**EXERCISE DETAILS**
Go through the entries below and work out how many lines include "value". Answer with the number only.

**DATA SHOWN**
<<<<
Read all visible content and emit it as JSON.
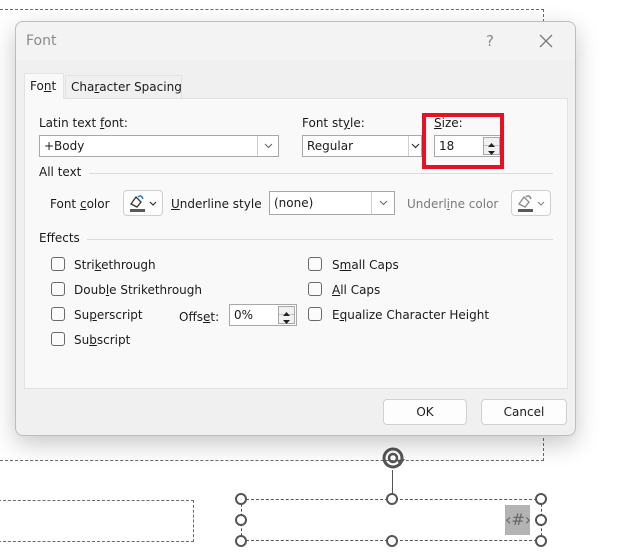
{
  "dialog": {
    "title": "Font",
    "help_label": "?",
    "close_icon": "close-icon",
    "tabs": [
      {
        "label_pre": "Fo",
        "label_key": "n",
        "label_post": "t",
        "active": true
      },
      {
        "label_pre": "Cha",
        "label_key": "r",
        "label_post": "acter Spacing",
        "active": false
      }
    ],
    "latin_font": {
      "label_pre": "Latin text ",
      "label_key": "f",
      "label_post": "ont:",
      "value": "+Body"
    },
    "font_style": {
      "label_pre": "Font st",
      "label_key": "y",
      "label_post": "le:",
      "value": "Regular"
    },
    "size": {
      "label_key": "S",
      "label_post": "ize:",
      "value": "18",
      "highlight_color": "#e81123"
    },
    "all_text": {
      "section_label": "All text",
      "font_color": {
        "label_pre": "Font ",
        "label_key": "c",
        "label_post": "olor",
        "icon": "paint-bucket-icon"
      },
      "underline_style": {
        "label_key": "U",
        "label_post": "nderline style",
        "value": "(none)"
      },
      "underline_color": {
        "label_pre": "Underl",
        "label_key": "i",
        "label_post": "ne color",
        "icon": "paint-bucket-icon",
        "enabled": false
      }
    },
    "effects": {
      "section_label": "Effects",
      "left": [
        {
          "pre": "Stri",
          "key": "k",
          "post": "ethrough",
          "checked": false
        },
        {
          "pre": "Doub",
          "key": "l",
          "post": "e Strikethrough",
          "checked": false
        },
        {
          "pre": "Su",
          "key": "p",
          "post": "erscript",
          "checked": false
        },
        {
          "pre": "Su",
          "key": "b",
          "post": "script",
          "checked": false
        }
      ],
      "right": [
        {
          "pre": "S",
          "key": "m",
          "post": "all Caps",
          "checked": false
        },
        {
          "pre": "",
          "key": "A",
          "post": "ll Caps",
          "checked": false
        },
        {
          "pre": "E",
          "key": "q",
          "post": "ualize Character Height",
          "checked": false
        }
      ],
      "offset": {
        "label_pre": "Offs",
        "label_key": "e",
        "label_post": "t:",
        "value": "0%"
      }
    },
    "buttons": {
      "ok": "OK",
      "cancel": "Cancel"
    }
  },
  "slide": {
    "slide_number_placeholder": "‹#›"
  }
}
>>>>
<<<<
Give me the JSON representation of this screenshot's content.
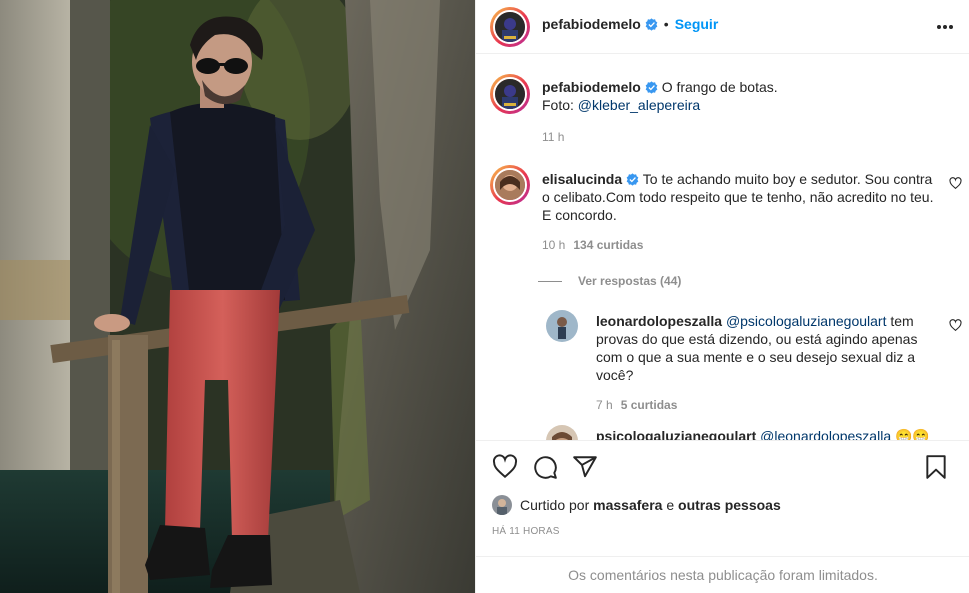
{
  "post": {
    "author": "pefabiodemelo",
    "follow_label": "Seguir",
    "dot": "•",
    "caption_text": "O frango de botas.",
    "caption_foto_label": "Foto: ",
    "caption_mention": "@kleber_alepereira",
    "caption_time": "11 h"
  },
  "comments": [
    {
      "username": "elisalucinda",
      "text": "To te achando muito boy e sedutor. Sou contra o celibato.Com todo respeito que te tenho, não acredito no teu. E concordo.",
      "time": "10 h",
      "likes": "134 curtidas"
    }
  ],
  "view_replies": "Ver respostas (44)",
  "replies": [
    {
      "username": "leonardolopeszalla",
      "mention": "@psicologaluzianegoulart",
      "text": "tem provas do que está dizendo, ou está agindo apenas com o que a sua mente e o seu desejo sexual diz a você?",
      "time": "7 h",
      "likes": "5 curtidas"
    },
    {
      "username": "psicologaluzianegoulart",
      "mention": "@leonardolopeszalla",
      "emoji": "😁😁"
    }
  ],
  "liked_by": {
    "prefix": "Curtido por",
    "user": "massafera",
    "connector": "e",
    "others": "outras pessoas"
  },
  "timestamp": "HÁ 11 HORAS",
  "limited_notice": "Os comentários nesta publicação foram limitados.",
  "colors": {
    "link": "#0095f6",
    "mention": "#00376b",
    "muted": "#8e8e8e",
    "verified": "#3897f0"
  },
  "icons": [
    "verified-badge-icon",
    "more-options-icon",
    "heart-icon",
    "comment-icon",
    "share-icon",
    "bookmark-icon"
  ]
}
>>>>
**FINAL ANSWER**
5